C.H. Spurgeons's The Treasury of David
Verse 5. They saw it, and so they marvelled. They came, they saw, but they did not conquer. There was no veni, vidi, vici for them. No sooner did they perceive that the Lord was in the Holy City, than they took to their heels. Before the Lord came to blows with them, they were faint hearted, and beat a retreat. They were troubled and hasted away. The troublers were troubled. Their haste in coming was nothing to their hurry in going. Panic seized them, horses were not fleet enough; they would have borrowed the wings of the wind. They fled ignominiously, like children in a fright. Glory be to God, it shall be even thus with the foes of his church; when the Lord cometh to our help, our enemies shall be as nothing. Could they foresee their ignominious defeat, they would not advance to the attack.
EXPLANATORY NOTES AND QUAINT SAYINGS
Verse 5-6. The potentates of the world saw the miracles of the apostles, the courage and constancy of the martyrs, and the daily increase of the church, notwithstanding all their persecutions; they beheld with astonishment the rapid progress of the faith through the Roman empire; they called upon their gods, but their gods could not help themselves; idolatry expired at the foot of the victorious cross.
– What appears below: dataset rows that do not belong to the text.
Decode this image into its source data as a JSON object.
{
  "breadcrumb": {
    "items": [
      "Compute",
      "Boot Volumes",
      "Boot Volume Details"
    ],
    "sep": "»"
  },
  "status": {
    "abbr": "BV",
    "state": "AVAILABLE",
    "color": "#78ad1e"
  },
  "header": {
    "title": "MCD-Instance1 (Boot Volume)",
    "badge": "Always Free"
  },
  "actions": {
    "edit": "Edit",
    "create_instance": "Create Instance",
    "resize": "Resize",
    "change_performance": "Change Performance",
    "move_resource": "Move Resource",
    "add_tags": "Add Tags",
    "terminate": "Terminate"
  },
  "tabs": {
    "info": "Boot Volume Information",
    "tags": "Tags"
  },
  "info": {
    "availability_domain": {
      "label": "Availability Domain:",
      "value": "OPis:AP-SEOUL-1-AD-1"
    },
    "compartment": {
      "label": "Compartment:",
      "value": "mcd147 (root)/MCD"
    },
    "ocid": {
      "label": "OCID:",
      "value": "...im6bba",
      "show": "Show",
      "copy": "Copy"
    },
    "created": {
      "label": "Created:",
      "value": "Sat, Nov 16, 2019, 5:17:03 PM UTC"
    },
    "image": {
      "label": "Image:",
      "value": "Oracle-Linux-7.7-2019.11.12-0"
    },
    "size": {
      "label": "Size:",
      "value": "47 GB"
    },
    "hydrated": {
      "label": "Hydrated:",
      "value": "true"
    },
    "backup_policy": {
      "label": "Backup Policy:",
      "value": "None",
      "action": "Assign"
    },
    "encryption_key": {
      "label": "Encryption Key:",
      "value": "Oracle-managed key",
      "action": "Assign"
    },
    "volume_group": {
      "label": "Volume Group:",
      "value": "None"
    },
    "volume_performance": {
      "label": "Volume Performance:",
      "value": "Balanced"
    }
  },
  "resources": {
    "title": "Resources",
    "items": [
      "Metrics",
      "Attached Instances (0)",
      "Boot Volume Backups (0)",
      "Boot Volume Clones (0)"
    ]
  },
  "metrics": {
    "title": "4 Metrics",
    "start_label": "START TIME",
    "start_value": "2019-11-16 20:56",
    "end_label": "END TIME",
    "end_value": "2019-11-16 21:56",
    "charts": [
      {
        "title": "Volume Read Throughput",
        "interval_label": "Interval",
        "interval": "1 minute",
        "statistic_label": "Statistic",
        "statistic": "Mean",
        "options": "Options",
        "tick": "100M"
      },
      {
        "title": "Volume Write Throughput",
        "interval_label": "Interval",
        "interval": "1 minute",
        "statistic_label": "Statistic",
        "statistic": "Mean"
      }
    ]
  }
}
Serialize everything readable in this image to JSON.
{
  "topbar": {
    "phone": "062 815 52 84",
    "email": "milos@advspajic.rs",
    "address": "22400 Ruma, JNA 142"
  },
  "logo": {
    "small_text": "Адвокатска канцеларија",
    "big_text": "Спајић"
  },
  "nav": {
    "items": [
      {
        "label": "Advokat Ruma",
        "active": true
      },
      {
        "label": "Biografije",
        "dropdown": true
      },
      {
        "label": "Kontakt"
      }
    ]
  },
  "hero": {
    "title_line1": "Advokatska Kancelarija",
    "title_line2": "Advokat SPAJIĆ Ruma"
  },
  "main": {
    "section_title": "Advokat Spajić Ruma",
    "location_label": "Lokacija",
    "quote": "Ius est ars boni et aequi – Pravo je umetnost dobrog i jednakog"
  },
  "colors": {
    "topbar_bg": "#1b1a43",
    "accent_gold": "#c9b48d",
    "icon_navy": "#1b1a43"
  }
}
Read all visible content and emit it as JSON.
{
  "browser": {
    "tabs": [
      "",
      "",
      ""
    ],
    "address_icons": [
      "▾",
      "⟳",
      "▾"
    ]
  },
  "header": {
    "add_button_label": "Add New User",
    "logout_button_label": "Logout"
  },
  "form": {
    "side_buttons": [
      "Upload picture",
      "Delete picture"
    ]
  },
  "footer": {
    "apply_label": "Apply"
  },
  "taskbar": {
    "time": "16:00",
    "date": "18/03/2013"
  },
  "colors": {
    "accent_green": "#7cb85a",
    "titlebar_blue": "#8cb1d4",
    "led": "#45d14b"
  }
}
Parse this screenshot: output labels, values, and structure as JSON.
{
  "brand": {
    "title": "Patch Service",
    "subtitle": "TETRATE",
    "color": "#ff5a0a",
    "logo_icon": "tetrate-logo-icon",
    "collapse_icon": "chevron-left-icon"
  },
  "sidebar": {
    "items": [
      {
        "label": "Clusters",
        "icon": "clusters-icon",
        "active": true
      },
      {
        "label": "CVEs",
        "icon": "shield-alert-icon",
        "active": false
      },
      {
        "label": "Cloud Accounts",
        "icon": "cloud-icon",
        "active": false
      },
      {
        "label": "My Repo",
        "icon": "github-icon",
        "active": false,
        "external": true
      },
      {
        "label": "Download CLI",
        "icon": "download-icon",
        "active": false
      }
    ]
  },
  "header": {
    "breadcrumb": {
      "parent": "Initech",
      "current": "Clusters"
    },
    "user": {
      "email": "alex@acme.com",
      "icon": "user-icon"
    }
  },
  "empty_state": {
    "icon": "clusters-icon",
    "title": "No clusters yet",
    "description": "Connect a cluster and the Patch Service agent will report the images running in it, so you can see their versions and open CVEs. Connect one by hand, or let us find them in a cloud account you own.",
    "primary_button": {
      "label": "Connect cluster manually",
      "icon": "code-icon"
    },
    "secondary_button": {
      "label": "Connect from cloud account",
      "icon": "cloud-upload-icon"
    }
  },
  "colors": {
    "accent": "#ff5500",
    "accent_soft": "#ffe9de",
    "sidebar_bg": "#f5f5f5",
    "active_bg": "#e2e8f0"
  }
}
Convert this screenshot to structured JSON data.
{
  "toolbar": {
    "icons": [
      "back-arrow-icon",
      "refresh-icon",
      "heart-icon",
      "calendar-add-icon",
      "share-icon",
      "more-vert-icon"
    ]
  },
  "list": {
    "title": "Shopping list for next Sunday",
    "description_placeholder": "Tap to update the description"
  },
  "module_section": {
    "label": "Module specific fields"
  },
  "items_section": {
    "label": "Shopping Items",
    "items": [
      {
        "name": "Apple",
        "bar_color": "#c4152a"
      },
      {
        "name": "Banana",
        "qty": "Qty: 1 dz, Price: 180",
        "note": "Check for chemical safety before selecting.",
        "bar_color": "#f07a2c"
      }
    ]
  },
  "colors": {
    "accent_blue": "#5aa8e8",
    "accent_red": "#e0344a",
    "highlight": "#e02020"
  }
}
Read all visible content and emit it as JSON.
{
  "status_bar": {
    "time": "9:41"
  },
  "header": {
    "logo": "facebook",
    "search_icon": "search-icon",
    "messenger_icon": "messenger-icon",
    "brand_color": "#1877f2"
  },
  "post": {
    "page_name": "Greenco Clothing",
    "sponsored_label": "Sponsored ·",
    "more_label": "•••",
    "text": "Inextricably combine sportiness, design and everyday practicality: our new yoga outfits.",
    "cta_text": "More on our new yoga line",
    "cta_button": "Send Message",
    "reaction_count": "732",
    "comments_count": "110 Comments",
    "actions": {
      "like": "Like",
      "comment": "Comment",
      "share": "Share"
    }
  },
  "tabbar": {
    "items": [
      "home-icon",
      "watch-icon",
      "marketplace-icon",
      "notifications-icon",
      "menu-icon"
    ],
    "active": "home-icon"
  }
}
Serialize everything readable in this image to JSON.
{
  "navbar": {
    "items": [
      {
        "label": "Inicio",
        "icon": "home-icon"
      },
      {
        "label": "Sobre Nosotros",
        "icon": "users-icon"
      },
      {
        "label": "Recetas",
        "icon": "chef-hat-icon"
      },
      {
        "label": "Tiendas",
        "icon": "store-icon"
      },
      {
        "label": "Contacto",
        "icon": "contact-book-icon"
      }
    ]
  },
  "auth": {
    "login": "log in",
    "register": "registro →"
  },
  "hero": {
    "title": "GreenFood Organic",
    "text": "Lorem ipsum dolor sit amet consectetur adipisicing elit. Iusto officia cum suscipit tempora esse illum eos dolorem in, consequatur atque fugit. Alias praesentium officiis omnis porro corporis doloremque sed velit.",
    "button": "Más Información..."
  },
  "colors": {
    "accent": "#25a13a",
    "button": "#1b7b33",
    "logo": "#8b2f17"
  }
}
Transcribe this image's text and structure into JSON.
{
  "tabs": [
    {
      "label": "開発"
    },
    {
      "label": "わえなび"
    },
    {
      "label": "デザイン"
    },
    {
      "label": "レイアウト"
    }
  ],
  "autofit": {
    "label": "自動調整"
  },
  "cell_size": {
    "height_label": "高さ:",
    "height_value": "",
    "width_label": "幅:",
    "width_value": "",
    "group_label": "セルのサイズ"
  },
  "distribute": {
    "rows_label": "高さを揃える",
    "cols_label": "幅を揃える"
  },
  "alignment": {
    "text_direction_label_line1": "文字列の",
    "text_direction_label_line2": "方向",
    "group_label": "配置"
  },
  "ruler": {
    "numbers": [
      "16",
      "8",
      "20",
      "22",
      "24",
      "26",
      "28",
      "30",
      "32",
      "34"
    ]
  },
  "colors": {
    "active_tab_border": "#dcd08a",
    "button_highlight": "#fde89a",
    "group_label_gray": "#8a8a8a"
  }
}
George Horne.
HINTS FOR PASTORS AND LAYPERSONS
- The opposition of worldly powers to the church. "The kings," etc.
- The manner in which they are subdued -- by their own fears; conscience has persecuted those who have persecuted the church of God. They who have seized the ark of God have been glad to return it with an offering.
- The completeness of their overthrow, As a fleet of ships of Tarshish, dispersed, broken, and engulfed by the east wind.